that generates electricity from the same coal. Coal may not be burned
completely in the older plant. Or there may be a lot of wasted heat
that escapes through the process. Newer systems and equipment are
usually much more efficient at using energy to create a product
than models that are even just ten years old. Technology improves
efficiency in a typical thermal electric power plant
with chemical energy in coal
loss in stack gases
loss in cooling water
efficiency of the plant
are a huge part of the efficiency issue. According the 2001 Urban
Mobility Report, 6.8 gallons of excess fuel are consumed during
rush hour traffic delays in a year. That means when your car is
stuck in traffic, it keeps using energy (in the form of gasoline)
that is wasted. And that isn't the only bad news for cars. Fuel
economy for cars is actually decreasing to its lowest levels since
1980. Cars built in 2001 average 24.5 miles per gallon. Compare

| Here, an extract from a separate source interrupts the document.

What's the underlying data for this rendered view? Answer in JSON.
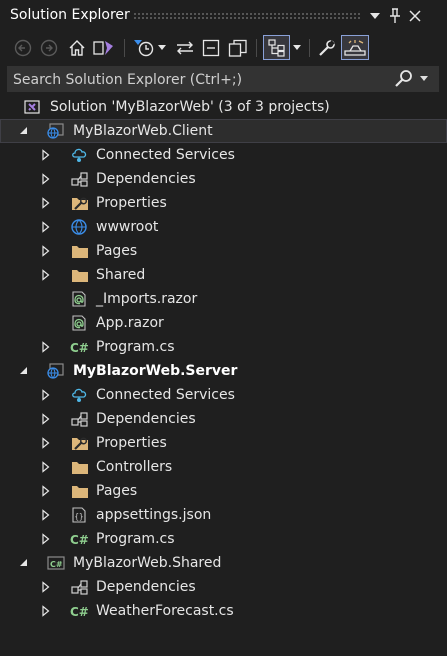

this to 24.7 miles per gallon for cars built in 2000. Would you
believe cars in 1987 got 26.2 miles per gallon. Why the decline?
Larger vehicles, like trucks and SUVs, are more popular than ever,
and use more gasoline than smaller cars.
More With Less
Energy efficiency doesn't mean doing without. No one wants to go
back to life before microwave ovens and air conditioning. What efficiency
means is that we do more with less. We create products that do the
most possible work with the least amount of energy. We make tools
more efficient. What possibilities do you see for efficiency
in your future?
A vampire appliance is an appliance that uses energy even when
it is turned off. Any appliance that uses a remote control is a
vampire appliance because it uses a little bit of electricity to
stay in a stand-by mode, so when you push the ON button, the machine
goes on right away. Computer monitors are another vampire appliance.
Many people do not shut off their monitors when they shut down their
computers. Turning off the monitor over night can save you as much
as $50 per year in electricity!
Cars! Research is looking at how to improve the efficiency of Sport
Utility Vehicles (SUVs). This PBS NewsHour site examines
SUVs and what is being done to increase their gas mileage. Or
check out how to create
This Home Energy
Audit Worksheet was developed by Economic Research Associates (Eugene,
Oregon)for use by the Iowa Association of Municipal Utilities, its
members utilities and their customers.
HEAT LOSS QUIZ
This Home Heat Loss Quiz was adapted for use by the Iowa Association
of Municipal Utilities, its member utilities and their customers.
It is intended to give you and idea of how well your home is weatherized
and insulated. You simply answer a series of questions, and then
assign points for each answer.
Many older homes waste a lot of energy because of air leaks. If
you can find and seal those leaks, you can save energy and money
up to $150 a year for an average household.
Adding insulation to your attic, walls, basement, and sill boxes
is like wrapping your home in a warm blanket during the winter.
To maintain comfort in the winter, the heat lost through uninsulated
walls, floors, and ceilings must be replaced by your heating system.
In the summer, your home gains heat through uninsulated surfaces.
Today's refrigerators and freezers use a third of the energy used
by a model manufactured in 1973.
Guide Label Explained
The EnergyGuide information is designed to help you compare the
annual energy use or efficiency of competing brands and similar
models. Look for the distinctive yellow-and-black label on clothes
washers, dishwashers, refrigerator/freezers and water heaters, as
well as on home heating and cooling equipment.
ENERGY STAR is a government-backed program helping businesses and
individuals protect the environment through superior energy efficiency.
This new program, a joint effort by the U.S. Department of Energy
(DOE), industry, motor/drive manufacturers and distributors, and
other key participants, is putting information about energy-efficient
electric motor system technology into the hands of people who can
Much Energy do your Light Bulbs require?
The typical incandescent light bulb wastes 90 percent of the energy
it uses, producing heat rather than light. A breakthrough in lighting
technology called the compact fluorescent is a more efficient alternative
to the incandescent bulb.